Activity
Go through the lines below, tally those that include the word "kind", and give only the tally.

Dataset records
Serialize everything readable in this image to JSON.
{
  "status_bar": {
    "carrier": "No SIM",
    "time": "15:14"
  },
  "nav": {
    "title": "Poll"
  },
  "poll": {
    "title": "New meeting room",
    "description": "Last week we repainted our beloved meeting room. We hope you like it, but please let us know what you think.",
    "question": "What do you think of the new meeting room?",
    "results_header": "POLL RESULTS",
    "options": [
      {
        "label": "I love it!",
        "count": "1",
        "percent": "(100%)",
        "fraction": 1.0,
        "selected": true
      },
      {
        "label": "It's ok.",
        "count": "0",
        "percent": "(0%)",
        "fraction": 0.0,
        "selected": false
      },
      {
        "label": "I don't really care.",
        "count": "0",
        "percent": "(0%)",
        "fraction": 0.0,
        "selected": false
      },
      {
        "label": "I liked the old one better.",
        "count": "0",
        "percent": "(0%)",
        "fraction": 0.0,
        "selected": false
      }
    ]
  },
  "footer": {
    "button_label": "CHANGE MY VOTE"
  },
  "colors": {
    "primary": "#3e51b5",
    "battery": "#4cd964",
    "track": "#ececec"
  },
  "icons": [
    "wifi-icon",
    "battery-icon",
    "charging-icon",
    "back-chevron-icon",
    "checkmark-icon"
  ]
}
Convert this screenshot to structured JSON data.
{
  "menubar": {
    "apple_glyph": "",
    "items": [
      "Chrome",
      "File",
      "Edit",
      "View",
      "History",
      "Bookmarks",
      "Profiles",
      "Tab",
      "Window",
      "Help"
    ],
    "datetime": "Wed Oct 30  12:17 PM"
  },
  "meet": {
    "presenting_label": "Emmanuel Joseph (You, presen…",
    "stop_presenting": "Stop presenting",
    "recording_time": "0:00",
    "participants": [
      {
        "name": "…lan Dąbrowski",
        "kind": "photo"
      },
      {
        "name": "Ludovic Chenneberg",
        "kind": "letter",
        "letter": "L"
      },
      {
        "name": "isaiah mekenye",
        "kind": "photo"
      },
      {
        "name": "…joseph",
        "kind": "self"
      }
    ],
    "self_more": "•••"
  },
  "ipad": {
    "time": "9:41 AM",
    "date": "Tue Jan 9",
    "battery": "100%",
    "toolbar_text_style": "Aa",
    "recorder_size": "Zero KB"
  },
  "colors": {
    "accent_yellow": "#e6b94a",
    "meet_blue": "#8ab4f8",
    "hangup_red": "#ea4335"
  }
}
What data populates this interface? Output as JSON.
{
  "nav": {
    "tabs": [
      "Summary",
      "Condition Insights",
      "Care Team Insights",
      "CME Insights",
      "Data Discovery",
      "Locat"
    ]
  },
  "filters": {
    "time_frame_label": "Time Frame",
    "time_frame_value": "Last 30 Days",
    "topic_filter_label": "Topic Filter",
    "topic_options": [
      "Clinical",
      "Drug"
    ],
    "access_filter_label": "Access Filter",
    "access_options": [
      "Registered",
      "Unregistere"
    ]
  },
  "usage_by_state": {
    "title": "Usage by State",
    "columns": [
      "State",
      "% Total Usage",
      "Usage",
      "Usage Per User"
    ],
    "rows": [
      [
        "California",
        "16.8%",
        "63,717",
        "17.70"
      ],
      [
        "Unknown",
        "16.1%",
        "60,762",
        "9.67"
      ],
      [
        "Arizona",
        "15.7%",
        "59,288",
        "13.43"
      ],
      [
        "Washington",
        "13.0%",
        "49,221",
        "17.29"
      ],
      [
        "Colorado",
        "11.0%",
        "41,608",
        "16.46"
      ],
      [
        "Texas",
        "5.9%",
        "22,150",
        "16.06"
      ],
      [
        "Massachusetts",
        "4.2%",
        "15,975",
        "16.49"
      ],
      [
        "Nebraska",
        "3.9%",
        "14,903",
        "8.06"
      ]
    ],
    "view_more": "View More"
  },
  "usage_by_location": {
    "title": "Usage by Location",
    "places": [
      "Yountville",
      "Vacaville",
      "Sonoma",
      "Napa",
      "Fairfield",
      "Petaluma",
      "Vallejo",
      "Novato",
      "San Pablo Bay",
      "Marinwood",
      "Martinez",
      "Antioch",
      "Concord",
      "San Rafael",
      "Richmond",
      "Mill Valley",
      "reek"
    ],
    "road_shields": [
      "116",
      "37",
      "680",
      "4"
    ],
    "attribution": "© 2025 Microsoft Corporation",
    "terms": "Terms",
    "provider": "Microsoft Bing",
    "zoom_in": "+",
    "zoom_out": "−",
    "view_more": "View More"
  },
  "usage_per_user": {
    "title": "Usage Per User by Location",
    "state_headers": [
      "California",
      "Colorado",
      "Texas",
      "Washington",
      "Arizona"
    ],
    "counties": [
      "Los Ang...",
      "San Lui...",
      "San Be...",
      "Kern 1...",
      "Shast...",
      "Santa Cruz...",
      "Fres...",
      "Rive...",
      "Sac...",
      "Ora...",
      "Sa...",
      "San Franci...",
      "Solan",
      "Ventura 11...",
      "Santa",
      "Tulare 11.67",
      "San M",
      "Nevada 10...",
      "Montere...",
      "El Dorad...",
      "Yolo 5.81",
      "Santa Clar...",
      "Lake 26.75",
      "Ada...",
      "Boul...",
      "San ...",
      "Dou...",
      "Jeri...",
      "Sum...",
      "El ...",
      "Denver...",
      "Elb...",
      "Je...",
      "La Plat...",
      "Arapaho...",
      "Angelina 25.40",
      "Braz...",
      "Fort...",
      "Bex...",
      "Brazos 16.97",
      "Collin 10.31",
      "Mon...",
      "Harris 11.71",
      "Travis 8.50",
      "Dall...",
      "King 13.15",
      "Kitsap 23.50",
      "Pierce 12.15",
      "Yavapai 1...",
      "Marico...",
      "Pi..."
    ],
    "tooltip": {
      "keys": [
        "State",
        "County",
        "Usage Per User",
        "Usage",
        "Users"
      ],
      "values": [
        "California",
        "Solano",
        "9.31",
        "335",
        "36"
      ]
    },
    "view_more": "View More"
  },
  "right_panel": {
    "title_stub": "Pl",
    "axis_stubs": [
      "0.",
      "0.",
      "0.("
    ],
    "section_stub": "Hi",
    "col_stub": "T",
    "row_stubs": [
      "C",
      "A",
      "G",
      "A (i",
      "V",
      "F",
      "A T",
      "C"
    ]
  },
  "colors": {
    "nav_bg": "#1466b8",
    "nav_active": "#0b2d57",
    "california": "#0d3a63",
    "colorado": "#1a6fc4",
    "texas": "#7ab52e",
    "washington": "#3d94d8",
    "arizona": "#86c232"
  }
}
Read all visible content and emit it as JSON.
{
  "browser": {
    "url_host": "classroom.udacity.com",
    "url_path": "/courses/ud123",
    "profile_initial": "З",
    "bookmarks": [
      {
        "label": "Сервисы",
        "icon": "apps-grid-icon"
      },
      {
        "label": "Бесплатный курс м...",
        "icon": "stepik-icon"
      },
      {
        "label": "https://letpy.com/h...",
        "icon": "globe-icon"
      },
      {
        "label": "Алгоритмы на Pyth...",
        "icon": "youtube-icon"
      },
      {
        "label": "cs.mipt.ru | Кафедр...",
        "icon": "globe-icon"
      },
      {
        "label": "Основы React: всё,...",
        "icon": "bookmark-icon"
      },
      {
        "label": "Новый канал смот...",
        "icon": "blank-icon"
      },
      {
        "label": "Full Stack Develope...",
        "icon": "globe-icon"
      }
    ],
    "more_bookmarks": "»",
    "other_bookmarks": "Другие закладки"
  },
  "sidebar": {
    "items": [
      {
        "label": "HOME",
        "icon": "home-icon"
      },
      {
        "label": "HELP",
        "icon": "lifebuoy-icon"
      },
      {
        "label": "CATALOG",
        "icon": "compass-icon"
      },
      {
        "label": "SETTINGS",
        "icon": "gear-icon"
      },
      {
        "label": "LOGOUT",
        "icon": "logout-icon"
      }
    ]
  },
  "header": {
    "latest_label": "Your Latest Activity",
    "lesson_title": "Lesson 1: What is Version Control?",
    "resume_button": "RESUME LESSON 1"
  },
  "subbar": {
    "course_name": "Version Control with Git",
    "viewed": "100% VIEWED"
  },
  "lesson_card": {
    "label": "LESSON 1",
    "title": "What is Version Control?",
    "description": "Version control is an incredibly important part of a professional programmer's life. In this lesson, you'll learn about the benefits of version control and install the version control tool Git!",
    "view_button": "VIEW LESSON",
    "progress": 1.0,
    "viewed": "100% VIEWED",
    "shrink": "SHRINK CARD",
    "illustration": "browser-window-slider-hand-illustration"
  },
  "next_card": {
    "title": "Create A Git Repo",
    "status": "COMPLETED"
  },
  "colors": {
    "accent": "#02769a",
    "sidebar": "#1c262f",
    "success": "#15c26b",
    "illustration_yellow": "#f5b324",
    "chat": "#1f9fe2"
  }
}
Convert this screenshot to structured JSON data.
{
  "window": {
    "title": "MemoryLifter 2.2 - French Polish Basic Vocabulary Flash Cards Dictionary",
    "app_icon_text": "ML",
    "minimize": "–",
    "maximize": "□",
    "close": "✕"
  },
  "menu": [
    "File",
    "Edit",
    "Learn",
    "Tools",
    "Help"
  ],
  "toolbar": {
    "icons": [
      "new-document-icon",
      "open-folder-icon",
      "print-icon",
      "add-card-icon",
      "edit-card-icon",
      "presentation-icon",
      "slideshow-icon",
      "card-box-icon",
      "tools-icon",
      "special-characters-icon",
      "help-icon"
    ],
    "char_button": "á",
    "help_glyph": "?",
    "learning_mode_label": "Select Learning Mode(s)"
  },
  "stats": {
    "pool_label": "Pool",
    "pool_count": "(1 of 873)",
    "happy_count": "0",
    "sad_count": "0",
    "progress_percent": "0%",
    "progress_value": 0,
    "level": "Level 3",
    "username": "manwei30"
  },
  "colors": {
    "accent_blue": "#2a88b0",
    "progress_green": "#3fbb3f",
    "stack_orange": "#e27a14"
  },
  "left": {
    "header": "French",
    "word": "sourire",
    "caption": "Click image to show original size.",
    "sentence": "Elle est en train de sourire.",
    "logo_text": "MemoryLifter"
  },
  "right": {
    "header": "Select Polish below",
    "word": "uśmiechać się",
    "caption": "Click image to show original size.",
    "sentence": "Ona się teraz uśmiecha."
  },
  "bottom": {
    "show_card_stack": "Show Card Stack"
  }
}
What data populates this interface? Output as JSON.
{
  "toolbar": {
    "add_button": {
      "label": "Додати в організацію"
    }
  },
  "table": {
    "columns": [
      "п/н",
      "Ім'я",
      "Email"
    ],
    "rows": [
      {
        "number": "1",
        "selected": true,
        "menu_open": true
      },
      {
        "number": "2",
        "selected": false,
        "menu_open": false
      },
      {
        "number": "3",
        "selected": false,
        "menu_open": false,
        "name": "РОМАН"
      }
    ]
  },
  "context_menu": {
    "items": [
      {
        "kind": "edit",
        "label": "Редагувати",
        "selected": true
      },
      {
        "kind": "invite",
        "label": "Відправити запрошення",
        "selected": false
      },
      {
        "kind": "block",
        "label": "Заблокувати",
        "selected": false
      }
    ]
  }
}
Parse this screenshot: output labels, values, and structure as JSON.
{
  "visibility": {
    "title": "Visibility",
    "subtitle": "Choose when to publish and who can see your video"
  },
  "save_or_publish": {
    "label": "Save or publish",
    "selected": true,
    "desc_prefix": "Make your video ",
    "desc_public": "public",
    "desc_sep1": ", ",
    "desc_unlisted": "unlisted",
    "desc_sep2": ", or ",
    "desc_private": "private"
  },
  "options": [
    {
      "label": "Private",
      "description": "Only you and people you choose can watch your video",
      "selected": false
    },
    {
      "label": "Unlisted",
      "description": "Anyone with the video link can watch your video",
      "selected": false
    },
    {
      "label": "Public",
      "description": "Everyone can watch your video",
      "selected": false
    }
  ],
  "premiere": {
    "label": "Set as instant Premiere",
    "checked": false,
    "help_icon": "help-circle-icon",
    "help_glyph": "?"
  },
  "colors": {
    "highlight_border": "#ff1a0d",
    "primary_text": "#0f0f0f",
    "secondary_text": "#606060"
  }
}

Solution for this task
7